When Masters “rewired,” he had no intentions of slowing down. In his words, he wasn’t going to be the retiree who sat around and waited to die.
So he got to living — his way.
During his time at CHS, Masters quietly began buying parcels of his father-in-law’s Christmas tree farm on Big Yellow Mountain, eventually owning 20 acres but not exactly knowing what to do with them besides enjoy nature.
Then Masters took his children to a summer camp, where they learned crafts and milked cows, among other things. Masters and wife Sara decided it was a brilliant idea for their land: A nature retreat with activities not for children, but adults.
So in 2007, they began construction on a high point of the property that delivers stunning miles-long views in every direction. Four years later, the Thistledown Mountain Getaway Bed and Breakfast opened, featuring a beautiful wooden lodge with seven bedrooms and three large decks. Guests receive complementary breakfasts cooked by the Masters family, and activities include a campfire circle, meditation garden, oil painting, woodturning and glass staining classes taught by Tom Masters.
The facility instantly became a labor of joy for the Masters. They moved there permanently during construction.
“We’re up here on a mountain and you can see for miles around,” Tom said. “It’s just a gorgeous place.
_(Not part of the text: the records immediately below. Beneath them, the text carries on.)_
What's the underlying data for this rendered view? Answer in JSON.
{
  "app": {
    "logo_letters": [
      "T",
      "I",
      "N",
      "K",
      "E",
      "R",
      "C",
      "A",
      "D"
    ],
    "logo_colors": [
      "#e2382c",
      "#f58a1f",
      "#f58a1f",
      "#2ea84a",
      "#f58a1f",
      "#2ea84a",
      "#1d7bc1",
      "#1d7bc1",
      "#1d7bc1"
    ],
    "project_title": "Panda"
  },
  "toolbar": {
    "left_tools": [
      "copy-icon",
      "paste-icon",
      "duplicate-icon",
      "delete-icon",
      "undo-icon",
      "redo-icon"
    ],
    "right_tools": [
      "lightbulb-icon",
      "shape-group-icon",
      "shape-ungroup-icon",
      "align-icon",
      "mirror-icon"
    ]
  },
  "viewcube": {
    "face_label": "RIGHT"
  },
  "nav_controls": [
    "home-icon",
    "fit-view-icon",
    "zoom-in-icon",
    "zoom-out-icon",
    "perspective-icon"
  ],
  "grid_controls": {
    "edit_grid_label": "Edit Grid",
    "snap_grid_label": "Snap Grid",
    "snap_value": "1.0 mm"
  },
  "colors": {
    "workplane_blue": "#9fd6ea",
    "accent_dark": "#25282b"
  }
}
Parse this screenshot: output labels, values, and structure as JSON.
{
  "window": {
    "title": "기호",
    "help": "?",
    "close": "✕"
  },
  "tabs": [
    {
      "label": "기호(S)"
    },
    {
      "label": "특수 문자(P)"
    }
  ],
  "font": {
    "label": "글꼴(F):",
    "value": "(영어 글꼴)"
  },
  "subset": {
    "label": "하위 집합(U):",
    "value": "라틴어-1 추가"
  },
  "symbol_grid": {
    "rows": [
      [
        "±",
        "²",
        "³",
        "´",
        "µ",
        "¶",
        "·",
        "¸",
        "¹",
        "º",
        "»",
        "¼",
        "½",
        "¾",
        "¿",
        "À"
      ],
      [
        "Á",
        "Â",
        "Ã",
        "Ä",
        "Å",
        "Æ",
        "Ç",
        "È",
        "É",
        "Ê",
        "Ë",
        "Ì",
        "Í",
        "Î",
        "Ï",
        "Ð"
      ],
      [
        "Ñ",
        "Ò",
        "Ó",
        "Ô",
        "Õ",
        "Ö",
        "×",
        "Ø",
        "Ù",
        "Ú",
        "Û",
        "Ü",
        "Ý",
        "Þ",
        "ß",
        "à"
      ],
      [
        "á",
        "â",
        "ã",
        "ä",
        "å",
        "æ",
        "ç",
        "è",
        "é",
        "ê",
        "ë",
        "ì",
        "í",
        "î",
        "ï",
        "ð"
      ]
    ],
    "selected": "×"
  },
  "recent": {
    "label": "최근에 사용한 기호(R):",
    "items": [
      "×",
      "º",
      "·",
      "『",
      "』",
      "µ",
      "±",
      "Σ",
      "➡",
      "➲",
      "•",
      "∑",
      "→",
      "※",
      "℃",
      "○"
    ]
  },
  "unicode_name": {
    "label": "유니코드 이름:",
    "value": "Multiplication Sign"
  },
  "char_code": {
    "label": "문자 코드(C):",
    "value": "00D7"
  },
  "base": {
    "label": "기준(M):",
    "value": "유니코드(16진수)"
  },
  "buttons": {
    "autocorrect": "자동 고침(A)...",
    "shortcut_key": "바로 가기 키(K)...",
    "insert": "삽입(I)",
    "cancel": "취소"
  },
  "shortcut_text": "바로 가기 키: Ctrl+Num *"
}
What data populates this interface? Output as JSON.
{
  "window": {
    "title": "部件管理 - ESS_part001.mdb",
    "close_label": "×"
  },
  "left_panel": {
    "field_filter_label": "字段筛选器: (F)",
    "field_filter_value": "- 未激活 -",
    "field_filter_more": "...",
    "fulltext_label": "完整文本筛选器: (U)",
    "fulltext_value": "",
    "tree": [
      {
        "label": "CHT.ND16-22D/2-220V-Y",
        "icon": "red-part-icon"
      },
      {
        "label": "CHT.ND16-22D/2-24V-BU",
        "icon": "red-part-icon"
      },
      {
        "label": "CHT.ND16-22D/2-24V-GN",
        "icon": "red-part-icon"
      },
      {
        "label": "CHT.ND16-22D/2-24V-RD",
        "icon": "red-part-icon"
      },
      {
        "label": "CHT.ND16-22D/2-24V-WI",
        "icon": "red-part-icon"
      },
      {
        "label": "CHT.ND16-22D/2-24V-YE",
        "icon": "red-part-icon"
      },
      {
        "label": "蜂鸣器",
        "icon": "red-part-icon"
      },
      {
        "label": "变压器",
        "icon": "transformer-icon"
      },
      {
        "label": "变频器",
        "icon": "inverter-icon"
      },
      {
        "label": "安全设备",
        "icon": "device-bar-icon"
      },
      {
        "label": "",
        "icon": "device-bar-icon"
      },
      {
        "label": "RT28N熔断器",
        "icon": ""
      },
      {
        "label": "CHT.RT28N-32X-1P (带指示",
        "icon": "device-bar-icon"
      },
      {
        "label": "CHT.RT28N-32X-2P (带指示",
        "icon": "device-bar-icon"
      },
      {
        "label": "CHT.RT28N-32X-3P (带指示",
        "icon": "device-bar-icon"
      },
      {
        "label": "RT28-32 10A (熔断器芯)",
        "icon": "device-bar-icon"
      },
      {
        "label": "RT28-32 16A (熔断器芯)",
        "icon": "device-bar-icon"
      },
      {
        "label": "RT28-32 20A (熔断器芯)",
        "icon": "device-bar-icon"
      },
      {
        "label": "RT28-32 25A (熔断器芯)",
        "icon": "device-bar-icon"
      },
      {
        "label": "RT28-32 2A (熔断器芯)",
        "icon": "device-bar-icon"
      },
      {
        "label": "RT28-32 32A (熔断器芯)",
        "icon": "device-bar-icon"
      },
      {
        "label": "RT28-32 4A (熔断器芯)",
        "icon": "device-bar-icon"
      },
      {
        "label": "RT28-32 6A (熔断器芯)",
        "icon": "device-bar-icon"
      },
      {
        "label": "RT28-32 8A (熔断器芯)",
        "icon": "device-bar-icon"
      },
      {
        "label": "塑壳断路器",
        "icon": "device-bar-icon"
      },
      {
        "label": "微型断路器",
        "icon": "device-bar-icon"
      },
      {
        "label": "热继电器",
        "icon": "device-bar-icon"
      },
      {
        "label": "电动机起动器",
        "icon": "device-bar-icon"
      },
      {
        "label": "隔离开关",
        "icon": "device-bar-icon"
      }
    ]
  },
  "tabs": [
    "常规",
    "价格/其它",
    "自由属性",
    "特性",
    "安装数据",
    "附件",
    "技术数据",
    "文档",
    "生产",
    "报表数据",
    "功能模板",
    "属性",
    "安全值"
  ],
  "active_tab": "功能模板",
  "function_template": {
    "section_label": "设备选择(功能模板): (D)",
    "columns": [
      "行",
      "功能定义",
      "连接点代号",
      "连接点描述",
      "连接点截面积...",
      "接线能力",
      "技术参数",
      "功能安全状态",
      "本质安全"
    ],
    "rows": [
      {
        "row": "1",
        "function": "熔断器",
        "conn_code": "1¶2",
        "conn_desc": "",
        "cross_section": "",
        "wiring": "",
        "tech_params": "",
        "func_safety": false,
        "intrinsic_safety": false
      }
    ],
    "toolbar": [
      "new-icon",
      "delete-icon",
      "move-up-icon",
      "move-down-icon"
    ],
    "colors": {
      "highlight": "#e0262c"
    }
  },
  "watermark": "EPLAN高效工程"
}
“Every time I get up in the morning, it’s always different — different clouds, different winds, different colors. To me, it’s a little piece of heaven. I really, really love it.”
A lifetime of work and accomplishments allowed Masters to live his dreams.
Though he now lives 500 miles away, he always reminds himself Buckeye was where they all started.
“It was a very excellent time in my life,” he said. “You think back and you interact with the kids of your class. I was class president for four years and I think, ‘How did they ever elect me as president? What leadership abilities did I have that they saw that I never ever recognized whatsoever?’ To have them (as classmates), it was a pleasing, complimentary thing when I think about it now. What a great group of people.”
Contact Albert Grindle at (330) 721-4043 or firstname.lastname@example.org.